Collected data:
━━━━━━━━━━━━━━━━━━━━━━━━━━━━━━

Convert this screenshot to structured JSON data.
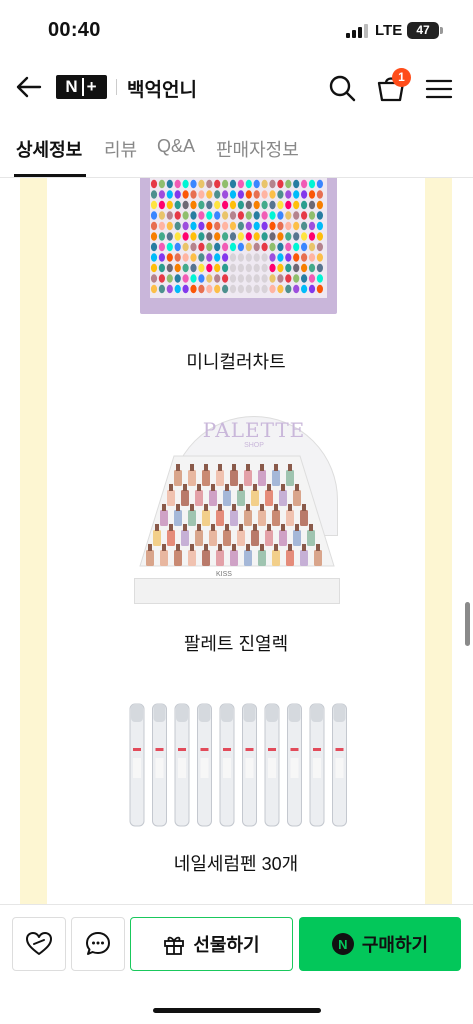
{
  "status_bar": {
    "time": "00:40",
    "network": "LTE",
    "battery": "47",
    "battery_level": 0.47
  },
  "header": {
    "back_icon": "arrow-left-icon",
    "logo_left": "N",
    "logo_right": "+",
    "store_name": "백억언니",
    "search_icon": "search-icon",
    "cart_icon": "shopping-bag-icon",
    "cart_count": "1",
    "menu_icon": "hamburger-menu-icon"
  },
  "tabs": [
    {
      "label": "상세정보",
      "active": true
    },
    {
      "label": "리뷰",
      "active": false
    },
    {
      "label": "Q&A",
      "active": false
    },
    {
      "label": "판매자정보",
      "active": false
    }
  ],
  "content": {
    "items": [
      {
        "caption": "미니컬러차트"
      },
      {
        "caption": "팔레트 진열렉",
        "display_title": "PALETTE",
        "display_sub": "SHOP",
        "display_brand": "KISS"
      },
      {
        "caption": "네일세럼펜 30개"
      }
    ]
  },
  "bottom_bar": {
    "like_icon": "heart-icon",
    "talk_icon": "chat-bubble-icon",
    "gift_icon": "gift-icon",
    "gift_label": "선물하기",
    "buy_icon": "naver-n-icon",
    "buy_label": "구매하기",
    "buy_icon_letter": "N"
  },
  "colors": {
    "accent": "#03c75a",
    "badge": "#ff4d1a",
    "side_band": "#fdf6d2"
  }
}
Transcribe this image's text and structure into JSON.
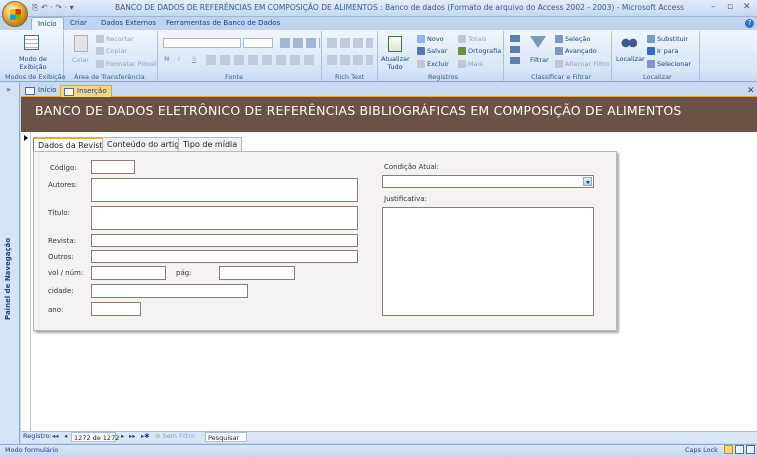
{
  "titlebar": {
    "title": "BANCO DE DADOS DE REFERÊNCIAS EM COMPOSIÇÃO DE ALIMENTOS : Banco de dados (Formato de arquivo do Access 2002 - 2003) - Microsoft Access",
    "qat": "⎘ ↶ · ↷ · ▾",
    "min": "–",
    "max": "▫",
    "close": "✕"
  },
  "ribbon_tabs": [
    "Início",
    "Criar",
    "Dados Externos",
    "Ferramentas de Banco de Dados"
  ],
  "ribbon": {
    "groups": {
      "modos": "Modos de Exibição",
      "area": "Área de Transferência",
      "fonte": "Fonte",
      "rich": "Rich Text",
      "registros": "Registros",
      "classificar": "Classificar e Filtrar",
      "localizar": "Localizar"
    },
    "modo_exibicao": "Modo de Exibição",
    "colar": "Colar",
    "recortar": "Recortar",
    "copiar": "Copiar",
    "formatar_pincel": "Formatar Pincel",
    "atualizar_tudo": "Atualizar Tudo",
    "novo": "Novo",
    "salvar": "Salvar",
    "excluir": "Excluir",
    "totais": "Totais",
    "ortografia": "Ortografia",
    "mais": "Mais",
    "filtrar": "Filtrar",
    "selecao": "Seleção",
    "avancado": "Avançado",
    "alternar_filtro": "Alternar Filtro",
    "localizar": "Localizar",
    "substituir": "Substituir",
    "ir_para": "Ir para",
    "selecionar": "Selecionar",
    "font_bold": "N",
    "font_italic": "I",
    "font_underline": "S"
  },
  "nav_pane": {
    "label": "Painel de Navegação",
    "toggle": "»"
  },
  "doc_tabs": [
    "Início",
    "Inserção"
  ],
  "form": {
    "header": "BANCO DE DADOS ELETRÔNICO DE REFERÊNCIAS BIBLIOGRÁFICAS EM COMPOSIÇÃO DE ALIMENTOS",
    "tabs": [
      "Dados da Revista",
      "Conteúdo do artigo",
      "Tipo de mídia"
    ],
    "labels": {
      "codigo": "Código:",
      "autores": "Autores:",
      "titulo": "Título:",
      "revista": "Revista:",
      "outros": "Outros:",
      "vol": "vol / núm:",
      "pag": "pág:",
      "cidade": "cidade:",
      "ano": "ano:",
      "condicao": "Condição Atual:",
      "justificativa": "Justificativa:"
    }
  },
  "record_nav": {
    "label": "Registro:",
    "first": "◂◂",
    "prev": "◂",
    "position": "1272 de 1272",
    "next": "▸",
    "last": "▸▸",
    "new": "▸✱",
    "filter": "Sem Filtro",
    "search": "Pesquisar"
  },
  "status": {
    "left": "Modo formulário",
    "caps": "Caps Lock"
  }
}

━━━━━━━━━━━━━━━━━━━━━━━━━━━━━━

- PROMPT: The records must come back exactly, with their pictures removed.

- FINISHED EXERCISE:
Convert this screenshot to structured JSON data.
{
  "status_bar": {
    "time": "00:40",
    "network": "LTE",
    "battery": "47",
    "battery_level": 0.47
  },
  "header": {
    "back_icon": "arrow-left-icon",
    "logo_left": "N",
    "logo_right": "+",
    "store_name": "백억언니",
    "search_icon": "search-icon",
    "cart_icon": "shopping-bag-icon",
    "cart_count": "1",
    "menu_icon": "hamburger-menu-icon"
  },
  "tabs": [
    {
      "label": "상세정보",
      "active": true
    },
    {
      "label": "리뷰",
      "active": false
    },
    {
      "label": "Q&A",
      "active": false
    },
    {
      "label": "판매자정보",
      "active": false
    }
  ],
  "content": {
    "items": [
      {
        "caption": "미니컬러차트"
      },
      {
        "caption": "팔레트 진열렉",
        "display_title": "PALETTE",
        "display_sub": "SHOP",
        "display_brand": "KISS"
      },
      {
        "caption": "네일세럼펜 30개"
      }
    ]
  },
  "bottom_bar": {
    "like_icon": "heart-icon",
    "talk_icon": "chat-bubble-icon",
    "gift_icon": "gift-icon",
    "gift_label": "선물하기",
    "buy_icon": "naver-n-icon",
    "buy_label": "구매하기",
    "buy_icon_letter": "N"
  },
  "colors": {
    "accent": "#03c75a",
    "badge": "#ff4d1a",
    "side_band": "#fdf6d2"
  }
}
Transcribe this image's text and structure into JSON.
{
  "titlebar": {
    "title": "BANCO DE DADOS DE REFERÊNCIAS EM COMPOSIÇÃO DE ALIMENTOS : Banco de dados (Formato de arquivo do Access 2002 - 2003) - Microsoft Access",
    "qat": "⎘ ↶ · ↷ · ▾",
    "min": "–",
    "max": "▫",
    "close": "✕"
  },
  "ribbon_tabs": [
    "Início",
    "Criar",
    "Dados Externos",
    "Ferramentas de Banco de Dados"
  ],
  "ribbon": {
    "groups": {
      "modos": "Modos de Exibição",
      "area": "Área de Transferência",
      "fonte": "Fonte",
      "rich": "Rich Text",
      "registros": "Registros",
      "classificar": "Classificar e Filtrar",
      "localizar": "Localizar"
    },
    "modo_exibicao": "Modo de Exibição",
    "colar": "Colar",
    "recortar": "Recortar",
    "copiar": "Copiar",
    "formatar_pincel": "Formatar Pincel",
    "atualizar_tudo": "Atualizar Tudo",
    "novo": "Novo",
    "salvar": "Salvar",
    "excluir": "Excluir",
    "totais": "Totais",
    "ortografia": "Ortografia",
    "mais": "Mais",
    "filtrar": "Filtrar",
    "selecao": "Seleção",
    "avancado": "Avançado",
    "alternar_filtro": "Alternar Filtro",
    "localizar": "Localizar",
    "substituir": "Substituir",
    "ir_para": "Ir para",
    "selecionar": "Selecionar",
    "font_bold": "N",
    "font_italic": "I",
    "font_underline": "S"
  },
  "nav_pane": {
    "label": "Painel de Navegação",
    "toggle": "»"
  },
  "doc_tabs": [
    "Início",
    "Inserção"
  ],
  "form": {
    "header": "BANCO DE DADOS ELETRÔNICO DE REFERÊNCIAS BIBLIOGRÁFICAS EM COMPOSIÇÃO DE ALIMENTOS",
    "tabs": [
      "Dados da Revista",
      "Conteúdo do artigo",
      "Tipo de mídia"
    ],
    "labels": {
      "codigo": "Código:",
      "autores": "Autores:",
      "titulo": "Título:",
      "revista": "Revista:",
      "outros": "Outros:",
      "vol": "vol / núm:",
      "pag": "pág:",
      "cidade": "cidade:",
      "ano": "ano:",
      "condicao": "Condição Atual:",
      "justificativa": "Justificativa:"
    }
  },
  "record_nav": {
    "label": "Registro:",
    "first": "◂◂",
    "prev": "◂",
    "position": "1272 de 1272",
    "next": "▸",
    "last": "▸▸",
    "new": "▸✱",
    "filter": "Sem Filtro",
    "search": "Pesquisar"
  },
  "status": {
    "left": "Modo formulário",
    "caps": "Caps Lock"
  }
}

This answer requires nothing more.